Dropbox Inc. radically revamped its software lineup Tuesday in a bold bid to take on Microsoft Corp. and Google for supremacy in the market for productivity.
The San Francisco-based company, which went public last year, introduced a new desktop workspace and updates to its website and mobile app to combine files, work software and employee data. It also announced strategic agreements with Slack Technologies Inc., Zoom Video Communications Inc. and Atlassian Corp. to help extend Dropbox’s software reach into popular workspace functions.
“It is the most significant change to our product” since Dropbox was founded more than a decade ago, Quentin Clark, Dropbox’s chief technology officer, told MarketWatch. “The goal is to keep users more deeply engaged with our product as they share files in more ways.”
The move is considered crucial for Dropbox which made its name as a file-sharing service that once drew acquisition overtures from Apple Inc. and Alphabet’s Google, as more workspace activity moves to cloud-computing platforms.
Dropbox shares gained 1.4% in after-hours trading.

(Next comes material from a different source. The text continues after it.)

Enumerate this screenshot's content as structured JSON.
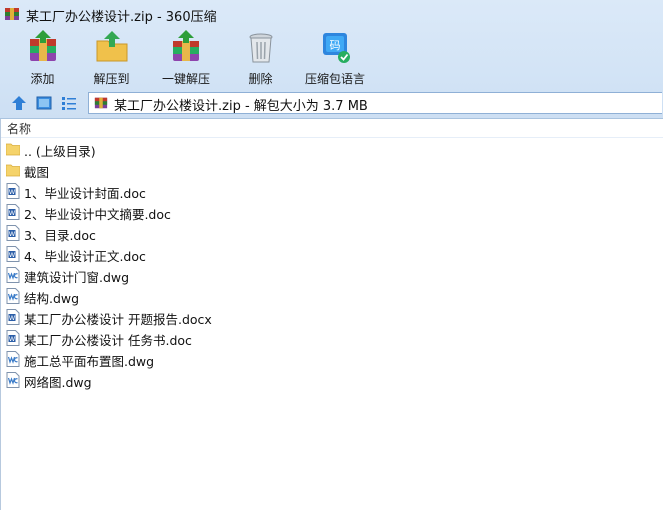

Its stock is up 11% year-to-date, compared to the S&P 500’s 15% gain.